== Assignment ==
Report only how many lines below include "Work".

== Source records ==
>>>>

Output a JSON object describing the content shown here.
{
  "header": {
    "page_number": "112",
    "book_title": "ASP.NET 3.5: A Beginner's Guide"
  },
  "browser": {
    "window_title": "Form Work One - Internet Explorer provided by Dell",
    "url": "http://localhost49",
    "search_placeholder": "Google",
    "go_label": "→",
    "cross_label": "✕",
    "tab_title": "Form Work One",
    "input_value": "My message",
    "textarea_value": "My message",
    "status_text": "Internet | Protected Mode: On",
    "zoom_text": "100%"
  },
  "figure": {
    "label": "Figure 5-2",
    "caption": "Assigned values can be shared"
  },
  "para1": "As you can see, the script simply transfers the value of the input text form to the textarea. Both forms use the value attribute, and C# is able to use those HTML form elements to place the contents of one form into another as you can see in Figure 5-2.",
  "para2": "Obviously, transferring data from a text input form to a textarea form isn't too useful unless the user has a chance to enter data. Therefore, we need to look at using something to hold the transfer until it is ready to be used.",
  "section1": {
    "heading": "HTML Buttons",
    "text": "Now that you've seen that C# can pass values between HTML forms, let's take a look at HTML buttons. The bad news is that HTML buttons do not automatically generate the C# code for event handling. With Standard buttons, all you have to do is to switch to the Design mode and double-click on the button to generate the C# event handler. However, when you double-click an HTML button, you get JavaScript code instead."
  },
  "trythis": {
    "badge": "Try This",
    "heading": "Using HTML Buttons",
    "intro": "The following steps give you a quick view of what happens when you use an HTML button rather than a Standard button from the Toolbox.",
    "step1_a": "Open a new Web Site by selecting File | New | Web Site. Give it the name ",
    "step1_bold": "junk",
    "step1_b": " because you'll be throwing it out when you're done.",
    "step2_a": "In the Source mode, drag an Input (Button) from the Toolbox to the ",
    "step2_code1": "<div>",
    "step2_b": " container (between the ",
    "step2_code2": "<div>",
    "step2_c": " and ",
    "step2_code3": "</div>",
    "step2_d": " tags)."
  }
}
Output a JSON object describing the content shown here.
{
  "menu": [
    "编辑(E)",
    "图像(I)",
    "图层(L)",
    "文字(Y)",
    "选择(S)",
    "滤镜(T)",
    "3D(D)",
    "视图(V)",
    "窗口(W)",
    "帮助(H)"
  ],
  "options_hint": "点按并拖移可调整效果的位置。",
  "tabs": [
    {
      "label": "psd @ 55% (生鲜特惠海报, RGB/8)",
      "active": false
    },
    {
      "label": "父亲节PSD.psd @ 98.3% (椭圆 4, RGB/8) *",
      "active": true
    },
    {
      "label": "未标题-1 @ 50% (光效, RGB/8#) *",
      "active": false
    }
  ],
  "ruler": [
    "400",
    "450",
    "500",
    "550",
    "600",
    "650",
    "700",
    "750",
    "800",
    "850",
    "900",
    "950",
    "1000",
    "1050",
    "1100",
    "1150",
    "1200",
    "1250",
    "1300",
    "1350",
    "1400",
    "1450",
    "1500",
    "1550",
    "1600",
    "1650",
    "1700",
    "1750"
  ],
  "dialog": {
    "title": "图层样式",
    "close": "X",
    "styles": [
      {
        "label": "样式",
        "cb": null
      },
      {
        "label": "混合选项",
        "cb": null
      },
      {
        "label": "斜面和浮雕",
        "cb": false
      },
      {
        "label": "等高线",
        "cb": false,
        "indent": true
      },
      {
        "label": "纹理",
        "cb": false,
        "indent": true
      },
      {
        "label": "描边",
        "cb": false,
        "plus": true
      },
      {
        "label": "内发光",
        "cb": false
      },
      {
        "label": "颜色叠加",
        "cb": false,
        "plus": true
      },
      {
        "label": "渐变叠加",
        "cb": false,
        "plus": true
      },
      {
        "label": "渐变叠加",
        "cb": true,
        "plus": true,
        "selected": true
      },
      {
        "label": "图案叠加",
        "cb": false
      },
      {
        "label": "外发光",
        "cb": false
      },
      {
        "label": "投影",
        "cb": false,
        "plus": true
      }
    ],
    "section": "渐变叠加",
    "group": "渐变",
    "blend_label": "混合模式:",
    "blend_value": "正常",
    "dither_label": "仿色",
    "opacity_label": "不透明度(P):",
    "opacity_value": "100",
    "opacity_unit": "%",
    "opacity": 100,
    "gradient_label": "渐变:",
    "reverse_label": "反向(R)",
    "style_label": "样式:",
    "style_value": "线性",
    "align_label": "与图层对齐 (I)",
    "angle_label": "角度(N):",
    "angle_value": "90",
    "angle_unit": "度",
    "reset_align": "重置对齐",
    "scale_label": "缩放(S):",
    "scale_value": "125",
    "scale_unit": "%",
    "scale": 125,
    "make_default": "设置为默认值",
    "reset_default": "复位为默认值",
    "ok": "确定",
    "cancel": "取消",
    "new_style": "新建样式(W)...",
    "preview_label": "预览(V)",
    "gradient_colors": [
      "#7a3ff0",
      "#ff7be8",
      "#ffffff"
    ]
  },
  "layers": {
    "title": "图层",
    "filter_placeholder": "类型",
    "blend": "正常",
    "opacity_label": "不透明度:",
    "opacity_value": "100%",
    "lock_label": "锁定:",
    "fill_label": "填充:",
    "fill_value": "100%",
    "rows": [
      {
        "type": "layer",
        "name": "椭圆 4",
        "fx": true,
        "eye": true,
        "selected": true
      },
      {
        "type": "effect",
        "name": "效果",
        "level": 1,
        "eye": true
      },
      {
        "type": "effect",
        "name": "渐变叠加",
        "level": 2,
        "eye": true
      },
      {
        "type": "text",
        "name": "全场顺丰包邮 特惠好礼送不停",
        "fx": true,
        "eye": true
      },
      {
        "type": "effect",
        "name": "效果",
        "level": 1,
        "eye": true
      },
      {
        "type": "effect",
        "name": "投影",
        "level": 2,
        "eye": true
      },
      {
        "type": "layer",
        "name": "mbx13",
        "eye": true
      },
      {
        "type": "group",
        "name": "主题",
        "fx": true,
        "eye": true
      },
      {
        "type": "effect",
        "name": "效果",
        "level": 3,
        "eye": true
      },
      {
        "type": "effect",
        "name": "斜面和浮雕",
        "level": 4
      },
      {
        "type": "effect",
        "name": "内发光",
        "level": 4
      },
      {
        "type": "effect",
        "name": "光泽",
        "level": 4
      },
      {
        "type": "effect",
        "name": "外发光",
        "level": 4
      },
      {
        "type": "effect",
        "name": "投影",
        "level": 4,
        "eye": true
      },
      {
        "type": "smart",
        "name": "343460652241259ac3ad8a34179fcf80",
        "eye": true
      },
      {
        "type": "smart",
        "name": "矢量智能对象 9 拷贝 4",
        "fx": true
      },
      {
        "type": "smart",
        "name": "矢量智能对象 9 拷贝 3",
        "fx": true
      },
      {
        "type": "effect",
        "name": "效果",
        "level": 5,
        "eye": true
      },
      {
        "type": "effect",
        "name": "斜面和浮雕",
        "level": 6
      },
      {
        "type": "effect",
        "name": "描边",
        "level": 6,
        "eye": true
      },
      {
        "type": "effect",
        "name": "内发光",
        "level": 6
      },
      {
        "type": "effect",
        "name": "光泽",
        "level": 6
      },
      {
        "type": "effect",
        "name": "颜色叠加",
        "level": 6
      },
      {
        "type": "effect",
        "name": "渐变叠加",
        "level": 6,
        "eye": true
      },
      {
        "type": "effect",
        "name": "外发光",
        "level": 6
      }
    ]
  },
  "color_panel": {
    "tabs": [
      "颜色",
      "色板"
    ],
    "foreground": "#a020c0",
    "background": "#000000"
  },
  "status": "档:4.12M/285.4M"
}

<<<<

== Solution to this task ==
2